“Louisiana is always going to be here,” Wiggins said. “He can come back and settle if he wants. While he’s young and doesn’t have anything tying him to the state, [he should] spread his wings and explore.”
Wiggins and her husband recently opened Cheba Hut, a casual marijuana-themed restaurant that is part of a chain of 50 locations in 14 different states commonly found in college towns. They also own a bakery that supplies local coffee shops.
“We stay because we feel like there’s a culture in South Louisiana that we want to change,” Wiggins said. “We have invested our time and money back into the economy here. Hopefully we can help.”
At the Baton Rouge Area Chamber, an economic development organization operating in nine parishes around the capital area, Kelly Bienn and Andrew Fitzgerald work on connecting college students to Baton Rouge businesses.
They say there are plenty of professional opportunities in the Baton Rouge Metropolitan—students just aren’t aware of them.
Larger companies have entire teams dedicated to “talent pipelines,” Bienn said, using marketing resources to attract talent from around the country. In Baton Rouge, the average business owner is also running the company’s social media.
“One thing that has been tough is for smaller and mid-sized businesses to get access to LSU or Southern (University) students or BRCC or any of those schools,” Fitzgerald said. “These are small five- and 10-person companies. They aren’t great at marketing and PR. That’s not what their strength is.”
In 2020, around 82% of Baton Rouge businesses were either sole proprietorships or had between two and nine total employees, according to youreconomy.org, a business database.
Despite having access to over 50,000 college students from three schools, including the state’s flagship university, small and mid-sized businesses in the capital area struggle to find students, Bienn said.
“That is frankly unacceptable when we have the state’s flagship in our backyard,” Bienn said. “We don’t want Baton Rouge to not even be on the table for consideration, because right now for so many students it’s not. It’s not even top five when they’re looking for a place to launch a career.”
Govender spoke to recruiters from the company he currently works for his freshman year of college. They reached out to him again his senior year and offered him an internship that led to a full-time opportunity.
“I didn’t really find this job. It more like found me.” Govender said. “Of all the companies that reached out to me, 99.9% were outside of Louisiana. They were sending me t-shirts and water bottles. A small company [in Louisiana], if all they sent me was an email it probably just went to spam.”
Brain drain, the phenomena of highly training or intelligent individuals emigrating from an area, affects most states in the South, except for Texas, which has diversified its economy and become home to three large cities rife with opportunities, all relatively close to home for Louisiana graduates.

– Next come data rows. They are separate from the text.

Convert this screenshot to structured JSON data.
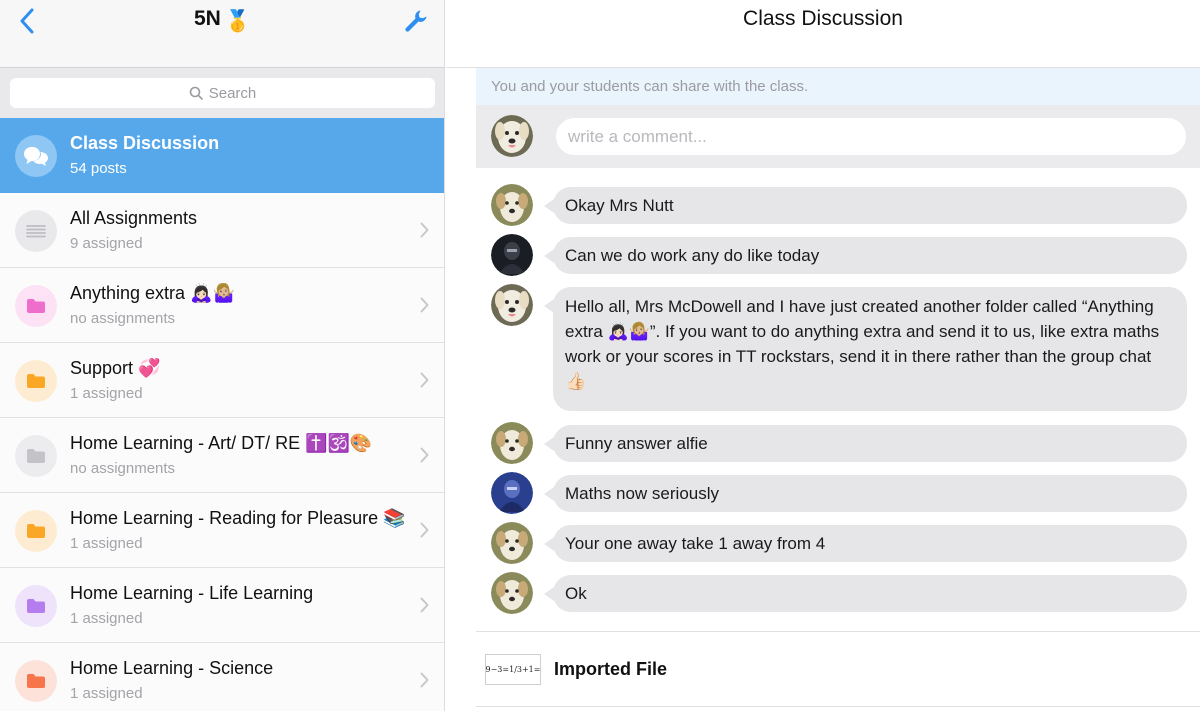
{
  "sidebar": {
    "title": "5N",
    "title_emoji": "🥇",
    "search_placeholder": "Search",
    "items": [
      {
        "name": "Class Discussion",
        "sub": "54 posts",
        "icon": "chat-bubbles-icon",
        "color": "#8ec6f4",
        "active": true
      },
      {
        "name": "All Assignments",
        "sub": "9 assigned",
        "icon": "list-icon",
        "color": "#e9e9ec"
      },
      {
        "name": "Anything extra 🙇🏻‍♀️🤷🏼‍♀️",
        "sub": "no assignments",
        "icon": "folder-icon",
        "color": "#f06ecb"
      },
      {
        "name": "Support 💞",
        "sub": "1 assigned",
        "icon": "folder-icon",
        "color": "#fba726"
      },
      {
        "name": "Home Learning - Art/ DT/ RE ✝️🕉️🎨",
        "sub": "no assignments",
        "icon": "folder-icon",
        "color": "#c4c4c8"
      },
      {
        "name": "Home Learning - Reading for Pleasure 📚",
        "sub": "1 assigned",
        "icon": "folder-icon",
        "color": "#fba726"
      },
      {
        "name": "Home Learning - Life Learning",
        "sub": "1 assigned",
        "icon": "folder-icon",
        "color": "#b57cf0"
      },
      {
        "name": "Home Learning - Science",
        "sub": "1 assigned",
        "icon": "folder-icon",
        "color": "#f7754a"
      }
    ]
  },
  "main": {
    "title": "Class Discussion",
    "info": "You and your students can share with the class.",
    "comment_placeholder": "write a comment...",
    "messages": [
      {
        "text": "Okay  Mrs Nutt",
        "avatar": "dog-avatar-icon"
      },
      {
        "text": "Can we do work any do like today",
        "avatar": "player-avatar-icon"
      },
      {
        "text": "Hello all, Mrs McDowell and I have just created another folder called “Anything extra 🙇🏻‍♀️🤷🏼‍♀️”. If you want to do anything extra and send it to us, like extra maths work or your scores in TT rockstars, send it in there rather than the group chat 👍🏻",
        "avatar": "teacher-dog-avatar-icon"
      },
      {
        "text": "Funny answer alfie",
        "avatar": "dog-avatar-icon"
      },
      {
        "text": "Maths now seriously",
        "avatar": "player-avatar-icon"
      },
      {
        "text": "Your one away take  1 away from 4",
        "avatar": "dog-avatar-icon"
      },
      {
        "text": "Ok",
        "avatar": "dog-avatar-icon"
      }
    ],
    "file": {
      "name": "Imported File",
      "thumb_text": "9−3=1/3+1="
    }
  },
  "colors": {
    "accent": "#56a8ea",
    "bubble": "#e6e6e9",
    "info_bar": "#eaf4fc"
  }
}
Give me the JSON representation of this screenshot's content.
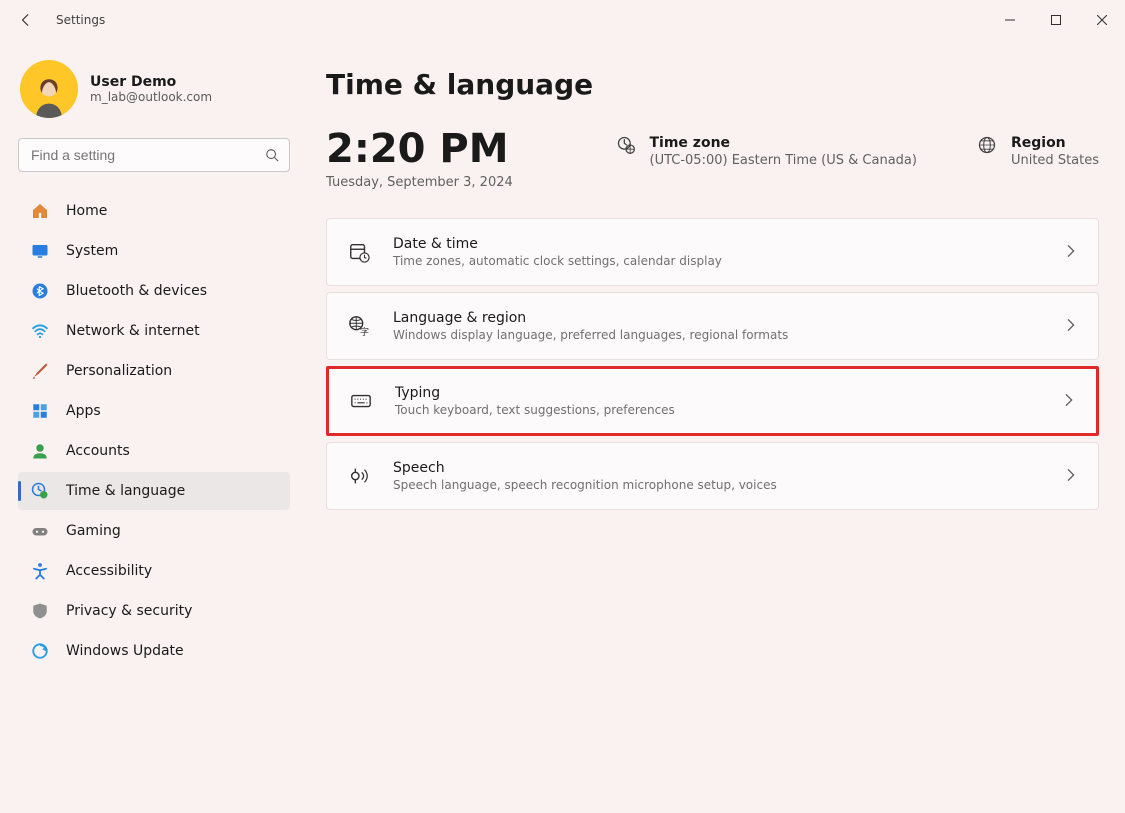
{
  "window": {
    "title": "Settings"
  },
  "profile": {
    "name": "User Demo",
    "email": "m_lab@outlook.com"
  },
  "search": {
    "placeholder": "Find a setting"
  },
  "nav": {
    "items": [
      {
        "id": "home",
        "label": "Home"
      },
      {
        "id": "system",
        "label": "System"
      },
      {
        "id": "bluetooth",
        "label": "Bluetooth & devices"
      },
      {
        "id": "network",
        "label": "Network & internet"
      },
      {
        "id": "personalization",
        "label": "Personalization"
      },
      {
        "id": "apps",
        "label": "Apps"
      },
      {
        "id": "accounts",
        "label": "Accounts"
      },
      {
        "id": "time",
        "label": "Time & language"
      },
      {
        "id": "gaming",
        "label": "Gaming"
      },
      {
        "id": "accessibility",
        "label": "Accessibility"
      },
      {
        "id": "privacy",
        "label": "Privacy & security"
      },
      {
        "id": "update",
        "label": "Windows Update"
      }
    ],
    "active_id": "time"
  },
  "page": {
    "title": "Time & language",
    "clock": {
      "time": "2:20 PM",
      "date": "Tuesday, September 3, 2024"
    },
    "timezone": {
      "label": "Time zone",
      "value": "(UTC-05:00) Eastern Time (US & Canada)"
    },
    "region": {
      "label": "Region",
      "value": "United States"
    },
    "cards": [
      {
        "id": "datetime",
        "title": "Date & time",
        "sub": "Time zones, automatic clock settings, calendar display"
      },
      {
        "id": "langregion",
        "title": "Language & region",
        "sub": "Windows display language, preferred languages, regional formats"
      },
      {
        "id": "typing",
        "title": "Typing",
        "sub": "Touch keyboard, text suggestions, preferences",
        "highlighted": true
      },
      {
        "id": "speech",
        "title": "Speech",
        "sub": "Speech language, speech recognition microphone setup, voices"
      }
    ]
  }
}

Other states like New York and Illinois are retaining and attracting educated adults, according to a report by the congressional Joint Economic Committee.
Jobs in engineering and tech are especially in demand in the Baton Rouge area. Government efforts to attract tech companies to Louisiana have been met with some success.
The state has bolstered computer science programs in recent years, including at LSU, to attract talent to IBM in Baton Rouge, where roughly 50% of employees are Louisiana natives, according to the company.
“Our labor market can’t take 12,000 new [degree holders] every single year,” Fitzgerald said. “But we need to retain more than what we are.”